Page and application data records:
◇ ◇ ◇ ◇ ◇
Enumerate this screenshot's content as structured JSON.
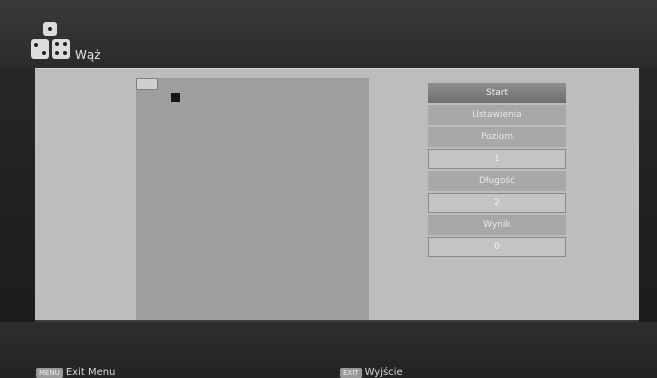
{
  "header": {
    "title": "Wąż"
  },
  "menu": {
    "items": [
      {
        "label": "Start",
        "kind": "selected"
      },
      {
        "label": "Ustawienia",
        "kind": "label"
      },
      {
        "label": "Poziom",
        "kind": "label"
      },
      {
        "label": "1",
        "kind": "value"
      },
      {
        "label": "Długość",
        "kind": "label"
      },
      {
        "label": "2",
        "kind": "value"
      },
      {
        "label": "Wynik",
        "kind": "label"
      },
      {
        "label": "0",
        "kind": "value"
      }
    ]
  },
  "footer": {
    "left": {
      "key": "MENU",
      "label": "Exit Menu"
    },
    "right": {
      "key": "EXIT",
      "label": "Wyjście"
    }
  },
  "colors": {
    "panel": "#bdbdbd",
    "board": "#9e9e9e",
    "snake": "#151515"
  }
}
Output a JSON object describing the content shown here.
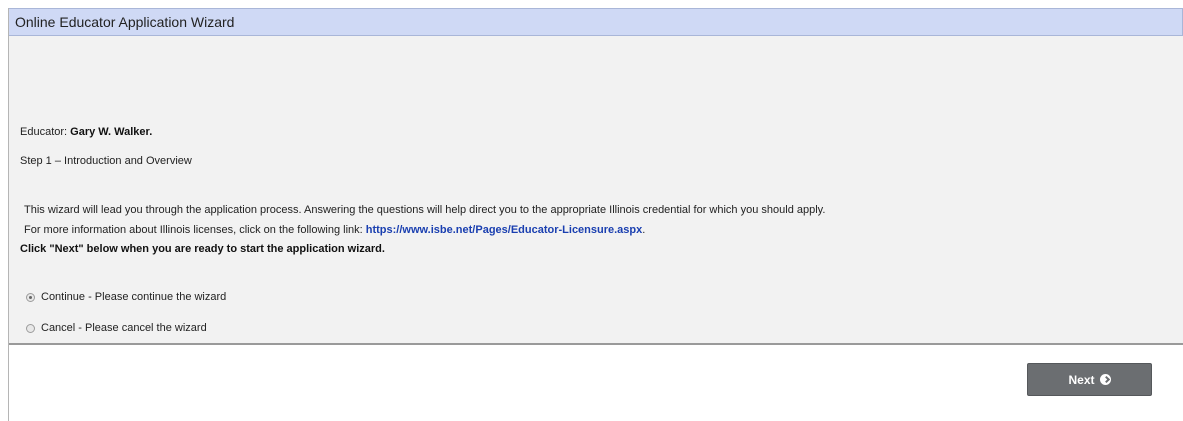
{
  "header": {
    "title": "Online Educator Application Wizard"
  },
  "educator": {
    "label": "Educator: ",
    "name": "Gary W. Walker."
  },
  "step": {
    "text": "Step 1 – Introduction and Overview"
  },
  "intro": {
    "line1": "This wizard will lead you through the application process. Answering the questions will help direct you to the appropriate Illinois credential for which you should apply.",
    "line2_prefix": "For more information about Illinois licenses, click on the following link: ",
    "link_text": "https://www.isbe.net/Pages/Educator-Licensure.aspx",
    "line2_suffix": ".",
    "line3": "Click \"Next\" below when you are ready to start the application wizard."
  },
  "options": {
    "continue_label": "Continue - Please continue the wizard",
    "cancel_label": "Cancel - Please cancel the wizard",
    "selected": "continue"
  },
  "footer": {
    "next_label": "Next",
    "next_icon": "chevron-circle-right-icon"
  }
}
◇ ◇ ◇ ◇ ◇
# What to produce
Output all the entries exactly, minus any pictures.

# Worked solution
Enumerate this screenshot's content as structured JSON.
{
  "header": {
    "title": "Wąż"
  },
  "menu": {
    "items": [
      {
        "label": "Start",
        "kind": "selected"
      },
      {
        "label": "Ustawienia",
        "kind": "label"
      },
      {
        "label": "Poziom",
        "kind": "label"
      },
      {
        "label": "1",
        "kind": "value"
      },
      {
        "label": "Długość",
        "kind": "label"
      },
      {
        "label": "2",
        "kind": "value"
      },
      {
        "label": "Wynik",
        "kind": "label"
      },
      {
        "label": "0",
        "kind": "value"
      }
    ]
  },
  "footer": {
    "left": {
      "key": "MENU",
      "label": "Exit Menu"
    },
    "right": {
      "key": "EXIT",
      "label": "Wyjście"
    }
  },
  "colors": {
    "panel": "#bdbdbd",
    "board": "#9e9e9e",
    "snake": "#151515"
  }
}
Output a JSON object describing the content shown here.
{
  "header": {
    "title": "Online Educator Application Wizard"
  },
  "educator": {
    "label": "Educator: ",
    "name": "Gary W. Walker."
  },
  "step": {
    "text": "Step 1 – Introduction and Overview"
  },
  "intro": {
    "line1": "This wizard will lead you through the application process. Answering the questions will help direct you to the appropriate Illinois credential for which you should apply.",
    "line2_prefix": "For more information about Illinois licenses, click on the following link: ",
    "link_text": "https://www.isbe.net/Pages/Educator-Licensure.aspx",
    "line2_suffix": ".",
    "line3": "Click \"Next\" below when you are ready to start the application wizard."
  },
  "options": {
    "continue_label": "Continue - Please continue the wizard",
    "cancel_label": "Cancel - Please cancel the wizard",
    "selected": "continue"
  },
  "footer": {
    "next_label": "Next",
    "next_icon": "chevron-circle-right-icon"
  }
}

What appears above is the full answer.